About this task: One number is the whole answer: how many lines of the records include "name".

Records from a dataset
-*-*-
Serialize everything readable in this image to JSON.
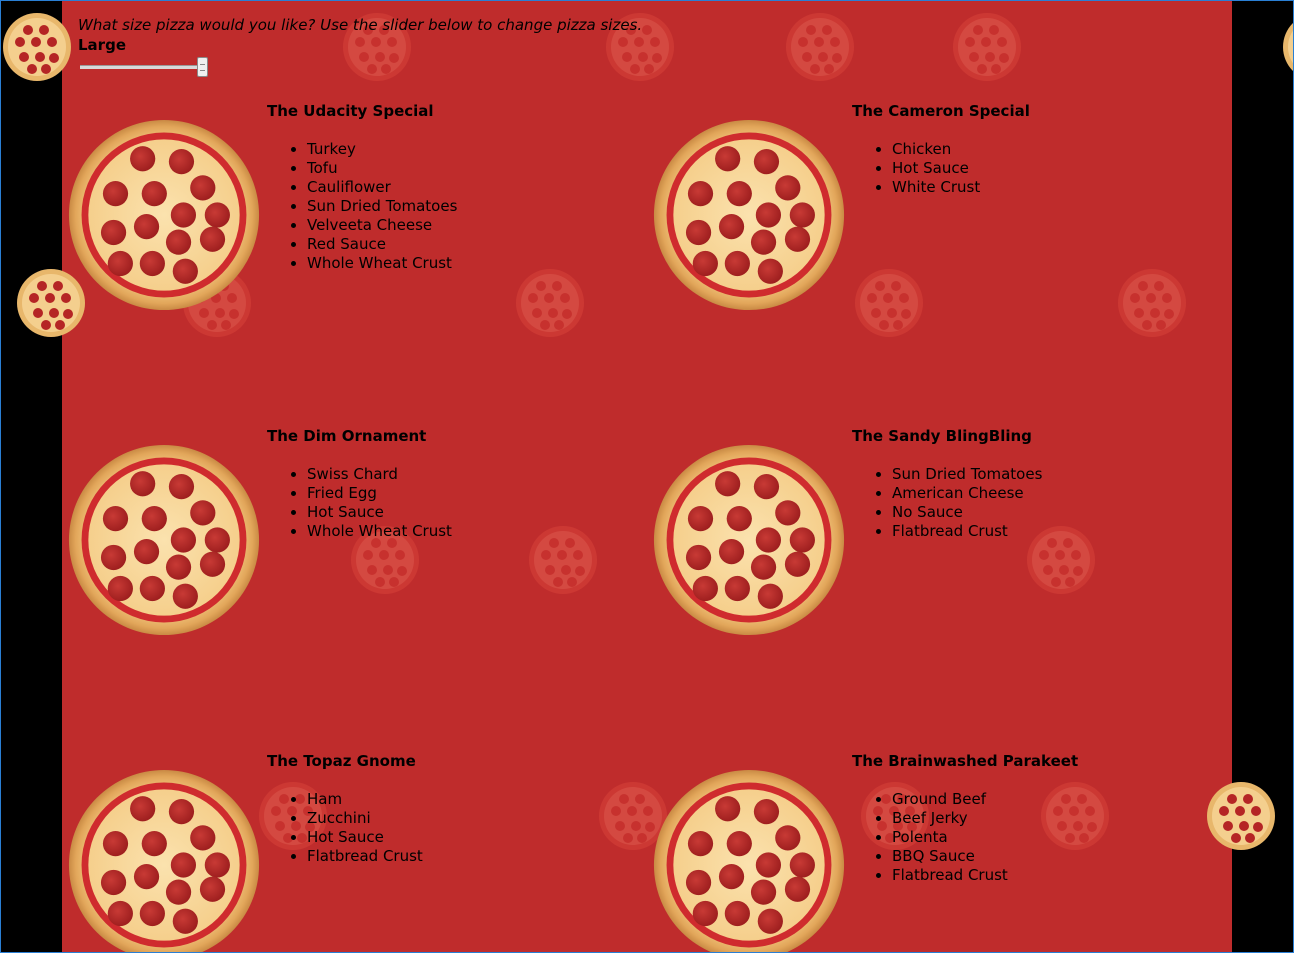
{
  "header": {
    "prompt": "What size pizza would you like? Use the slider below to change pizza sizes.",
    "size_label": "Large"
  },
  "slider": {
    "value_fraction": 1.0
  },
  "colors": {
    "page_background": "#bf2c2c",
    "sidebar_background": "#000000",
    "crust": "#e8b76b",
    "sauce": "#cc2a2a",
    "cheese": "#f7d79a",
    "pepperoni": "#b52525"
  },
  "pizzas": [
    {
      "name": "The Udacity Special",
      "ingredients": [
        "Turkey",
        "Tofu",
        "Cauliflower",
        "Sun Dried Tomatoes",
        "Velveeta Cheese",
        "Red Sauce",
        "Whole Wheat Crust"
      ]
    },
    {
      "name": "The Cameron Special",
      "ingredients": [
        "Chicken",
        "Hot Sauce",
        "White Crust"
      ]
    },
    {
      "name": "The Dim Ornament",
      "ingredients": [
        "Swiss Chard",
        "Fried Egg",
        "Hot Sauce",
        "Whole Wheat Crust"
      ]
    },
    {
      "name": "The Sandy BlingBling",
      "ingredients": [
        "Sun Dried Tomatoes",
        "American Cheese",
        "No Sauce",
        "Flatbread Crust"
      ]
    },
    {
      "name": "The Topaz Gnome",
      "ingredients": [
        "Ham",
        "Zucchini",
        "Hot Sauce",
        "Flatbread Crust"
      ]
    },
    {
      "name": "The Brainwashed Parakeet",
      "ingredients": [
        "Ground Beef",
        "Beef Jerky",
        "Polenta",
        "BBQ Sauce",
        "Flatbread Crust"
      ]
    }
  ]
}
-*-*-
Written answer: 6